From St Kilda Film Festival

Comments available via PDF document


From Julie Turner

Comments available via PDF document


From Tom Vogel

My name is Tom Vogel and I wish to raise my concern in regards to the slashing of funding for short films. I think short films are vital to film makers who are seeking an entry level into film making. Without short films there will be no training ground and it will be harder for the film makers to gain their first screen credit and prove their worth.

Kind Regards
Tom Vogel


From Ari Wegner

As a recent VCA graduate and young film practitioner, it troubles me deeply to learn that our new federal film body seems to have largely dismissed emerging film-makers as legitimate contributors and members of the Australian film industry.

With the absence of funding strands for short films and low-budget features in particular, the prospects of young filmmakers building their skills-base and resumes are so greatly diminished, it paints a sad picture of how little value Screen Australia places on the people that will make up our future industry.

As a young female cinematographer, I had hoped for a career in a country that supports and values those who have the passion to build a future in filmmaking. With the announcement of the draft Screen Australia guidelines however, I feel a profoundly sense of loss at the opportunities that may now never come about, and the number of talented practitioners that will not have the chance to develop into experienced filmmakers.

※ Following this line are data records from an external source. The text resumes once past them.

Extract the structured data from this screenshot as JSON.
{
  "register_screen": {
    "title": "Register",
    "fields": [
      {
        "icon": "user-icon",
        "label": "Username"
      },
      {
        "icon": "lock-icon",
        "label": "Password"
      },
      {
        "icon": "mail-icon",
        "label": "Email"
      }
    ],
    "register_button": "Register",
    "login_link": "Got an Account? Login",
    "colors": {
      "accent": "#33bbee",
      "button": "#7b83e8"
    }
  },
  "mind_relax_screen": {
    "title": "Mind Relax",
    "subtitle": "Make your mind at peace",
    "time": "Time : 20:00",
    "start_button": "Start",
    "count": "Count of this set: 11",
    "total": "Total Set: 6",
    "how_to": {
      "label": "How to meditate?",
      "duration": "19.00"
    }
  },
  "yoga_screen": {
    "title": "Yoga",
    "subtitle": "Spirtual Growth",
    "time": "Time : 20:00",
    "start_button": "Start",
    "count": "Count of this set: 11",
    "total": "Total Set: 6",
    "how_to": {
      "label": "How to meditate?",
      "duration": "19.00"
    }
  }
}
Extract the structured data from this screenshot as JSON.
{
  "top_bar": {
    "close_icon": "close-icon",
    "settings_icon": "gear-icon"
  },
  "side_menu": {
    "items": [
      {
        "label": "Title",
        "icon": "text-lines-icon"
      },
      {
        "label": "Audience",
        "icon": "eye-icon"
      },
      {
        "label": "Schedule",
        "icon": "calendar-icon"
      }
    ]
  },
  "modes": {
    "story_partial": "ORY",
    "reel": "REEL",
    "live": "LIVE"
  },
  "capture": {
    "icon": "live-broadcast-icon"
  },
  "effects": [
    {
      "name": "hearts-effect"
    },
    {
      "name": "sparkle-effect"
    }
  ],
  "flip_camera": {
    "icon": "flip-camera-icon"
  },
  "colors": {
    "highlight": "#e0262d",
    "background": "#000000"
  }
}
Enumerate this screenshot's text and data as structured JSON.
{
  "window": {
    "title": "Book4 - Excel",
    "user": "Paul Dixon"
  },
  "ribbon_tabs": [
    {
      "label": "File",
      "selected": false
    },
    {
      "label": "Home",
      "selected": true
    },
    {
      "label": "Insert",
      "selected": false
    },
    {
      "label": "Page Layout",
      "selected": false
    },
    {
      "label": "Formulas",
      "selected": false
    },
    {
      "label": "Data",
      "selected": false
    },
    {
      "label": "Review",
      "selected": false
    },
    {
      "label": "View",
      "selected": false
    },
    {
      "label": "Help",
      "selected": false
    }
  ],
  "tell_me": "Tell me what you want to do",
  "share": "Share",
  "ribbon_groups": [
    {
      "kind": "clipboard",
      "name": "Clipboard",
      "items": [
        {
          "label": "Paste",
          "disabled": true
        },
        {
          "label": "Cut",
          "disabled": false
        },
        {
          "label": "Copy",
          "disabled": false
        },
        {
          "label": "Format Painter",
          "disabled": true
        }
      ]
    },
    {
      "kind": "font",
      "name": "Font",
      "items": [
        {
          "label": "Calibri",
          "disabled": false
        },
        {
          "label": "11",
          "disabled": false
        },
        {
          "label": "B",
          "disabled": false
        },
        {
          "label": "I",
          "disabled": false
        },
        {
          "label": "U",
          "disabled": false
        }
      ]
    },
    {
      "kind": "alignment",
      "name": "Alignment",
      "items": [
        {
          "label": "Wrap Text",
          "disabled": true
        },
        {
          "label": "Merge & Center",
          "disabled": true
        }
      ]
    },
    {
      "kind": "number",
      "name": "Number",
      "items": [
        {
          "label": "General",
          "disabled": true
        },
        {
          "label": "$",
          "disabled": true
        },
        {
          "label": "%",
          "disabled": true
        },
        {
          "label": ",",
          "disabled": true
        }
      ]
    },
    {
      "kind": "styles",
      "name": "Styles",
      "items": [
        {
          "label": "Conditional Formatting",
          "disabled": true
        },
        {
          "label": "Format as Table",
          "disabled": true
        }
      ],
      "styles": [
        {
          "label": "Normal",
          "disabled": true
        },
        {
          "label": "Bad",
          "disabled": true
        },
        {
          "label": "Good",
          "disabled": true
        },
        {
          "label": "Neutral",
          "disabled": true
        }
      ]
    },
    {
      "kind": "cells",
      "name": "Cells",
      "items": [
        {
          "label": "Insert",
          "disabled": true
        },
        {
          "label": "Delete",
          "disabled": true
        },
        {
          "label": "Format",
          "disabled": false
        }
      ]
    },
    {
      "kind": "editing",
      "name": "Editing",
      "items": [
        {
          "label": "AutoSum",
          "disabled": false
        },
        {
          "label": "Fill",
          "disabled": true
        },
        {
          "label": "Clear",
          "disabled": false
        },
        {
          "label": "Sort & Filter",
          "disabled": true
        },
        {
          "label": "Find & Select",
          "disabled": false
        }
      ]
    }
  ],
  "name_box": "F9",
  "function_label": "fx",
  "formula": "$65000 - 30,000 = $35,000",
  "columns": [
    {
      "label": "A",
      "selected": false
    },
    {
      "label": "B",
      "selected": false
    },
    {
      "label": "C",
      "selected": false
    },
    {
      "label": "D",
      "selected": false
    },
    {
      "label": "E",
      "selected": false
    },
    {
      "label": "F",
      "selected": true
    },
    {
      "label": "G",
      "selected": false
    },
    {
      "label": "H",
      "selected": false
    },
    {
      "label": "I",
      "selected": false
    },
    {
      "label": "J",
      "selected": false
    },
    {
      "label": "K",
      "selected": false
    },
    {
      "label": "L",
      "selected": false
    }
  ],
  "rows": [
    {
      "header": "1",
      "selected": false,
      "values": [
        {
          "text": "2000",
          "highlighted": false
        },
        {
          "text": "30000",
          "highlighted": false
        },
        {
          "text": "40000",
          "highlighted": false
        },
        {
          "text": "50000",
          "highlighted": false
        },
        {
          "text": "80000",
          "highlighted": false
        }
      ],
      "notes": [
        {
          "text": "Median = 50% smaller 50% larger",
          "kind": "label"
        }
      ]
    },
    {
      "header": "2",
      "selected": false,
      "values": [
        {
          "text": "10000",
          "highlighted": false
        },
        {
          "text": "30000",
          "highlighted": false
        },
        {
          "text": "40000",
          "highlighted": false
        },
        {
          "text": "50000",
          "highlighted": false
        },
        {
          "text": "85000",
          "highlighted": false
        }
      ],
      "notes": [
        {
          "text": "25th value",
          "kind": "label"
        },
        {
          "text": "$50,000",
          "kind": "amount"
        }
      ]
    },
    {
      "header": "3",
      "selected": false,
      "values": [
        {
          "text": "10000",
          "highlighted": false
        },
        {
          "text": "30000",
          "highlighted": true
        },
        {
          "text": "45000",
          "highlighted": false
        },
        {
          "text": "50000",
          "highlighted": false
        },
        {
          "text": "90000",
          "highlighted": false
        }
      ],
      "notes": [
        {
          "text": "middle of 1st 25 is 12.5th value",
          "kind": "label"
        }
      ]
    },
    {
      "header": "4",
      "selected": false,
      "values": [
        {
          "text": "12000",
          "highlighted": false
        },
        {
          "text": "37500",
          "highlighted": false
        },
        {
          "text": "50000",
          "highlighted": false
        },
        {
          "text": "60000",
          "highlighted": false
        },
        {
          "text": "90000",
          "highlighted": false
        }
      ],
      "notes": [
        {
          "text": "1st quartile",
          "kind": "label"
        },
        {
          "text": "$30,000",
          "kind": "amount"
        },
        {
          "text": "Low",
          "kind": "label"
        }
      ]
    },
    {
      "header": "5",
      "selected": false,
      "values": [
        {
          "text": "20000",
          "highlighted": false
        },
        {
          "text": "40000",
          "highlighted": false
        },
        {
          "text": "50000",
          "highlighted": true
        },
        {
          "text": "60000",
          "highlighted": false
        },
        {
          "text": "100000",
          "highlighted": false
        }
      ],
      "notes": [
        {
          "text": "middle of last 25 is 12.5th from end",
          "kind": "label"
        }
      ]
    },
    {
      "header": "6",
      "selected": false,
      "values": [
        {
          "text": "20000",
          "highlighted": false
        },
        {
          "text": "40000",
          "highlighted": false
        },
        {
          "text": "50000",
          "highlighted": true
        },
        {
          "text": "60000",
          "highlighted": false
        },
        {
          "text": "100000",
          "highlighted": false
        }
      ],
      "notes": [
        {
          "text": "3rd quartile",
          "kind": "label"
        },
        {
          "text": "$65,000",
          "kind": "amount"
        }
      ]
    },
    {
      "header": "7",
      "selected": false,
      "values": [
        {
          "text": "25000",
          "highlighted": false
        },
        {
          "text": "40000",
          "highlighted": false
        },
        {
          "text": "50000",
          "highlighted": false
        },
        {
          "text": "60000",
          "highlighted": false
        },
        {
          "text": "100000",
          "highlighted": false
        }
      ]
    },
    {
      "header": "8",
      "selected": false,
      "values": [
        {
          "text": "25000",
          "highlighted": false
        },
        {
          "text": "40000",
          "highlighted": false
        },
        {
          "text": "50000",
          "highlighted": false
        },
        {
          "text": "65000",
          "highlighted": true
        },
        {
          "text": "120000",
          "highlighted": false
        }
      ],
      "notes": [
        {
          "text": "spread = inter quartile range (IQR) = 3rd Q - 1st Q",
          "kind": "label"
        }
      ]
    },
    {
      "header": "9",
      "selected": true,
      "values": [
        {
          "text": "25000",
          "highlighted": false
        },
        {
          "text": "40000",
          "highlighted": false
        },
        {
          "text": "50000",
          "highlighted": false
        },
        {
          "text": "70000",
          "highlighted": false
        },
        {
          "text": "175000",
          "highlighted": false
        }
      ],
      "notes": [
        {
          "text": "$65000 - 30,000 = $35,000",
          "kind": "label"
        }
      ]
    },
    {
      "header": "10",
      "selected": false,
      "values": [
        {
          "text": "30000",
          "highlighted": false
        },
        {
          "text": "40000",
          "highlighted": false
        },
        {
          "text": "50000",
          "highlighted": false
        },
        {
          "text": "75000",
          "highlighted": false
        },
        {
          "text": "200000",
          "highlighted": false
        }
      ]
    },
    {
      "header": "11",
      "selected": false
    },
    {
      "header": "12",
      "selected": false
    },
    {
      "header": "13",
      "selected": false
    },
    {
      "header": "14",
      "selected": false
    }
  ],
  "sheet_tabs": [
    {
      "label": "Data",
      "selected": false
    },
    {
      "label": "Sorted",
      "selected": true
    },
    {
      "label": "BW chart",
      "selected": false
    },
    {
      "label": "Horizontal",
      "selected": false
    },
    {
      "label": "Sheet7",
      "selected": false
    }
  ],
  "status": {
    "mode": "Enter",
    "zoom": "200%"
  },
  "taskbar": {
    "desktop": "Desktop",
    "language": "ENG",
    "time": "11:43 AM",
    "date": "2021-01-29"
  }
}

I urge Screen Australia to reconsider their guidelines regarding short films and low-budget features. While channeling funding away emerging filmmakers may seem attractive in the short term, Screen Australia should consider what it is they are really gambling with, the future of Australian film.

Ari Wegner


From Mike Wilcox

Comments available via PDF document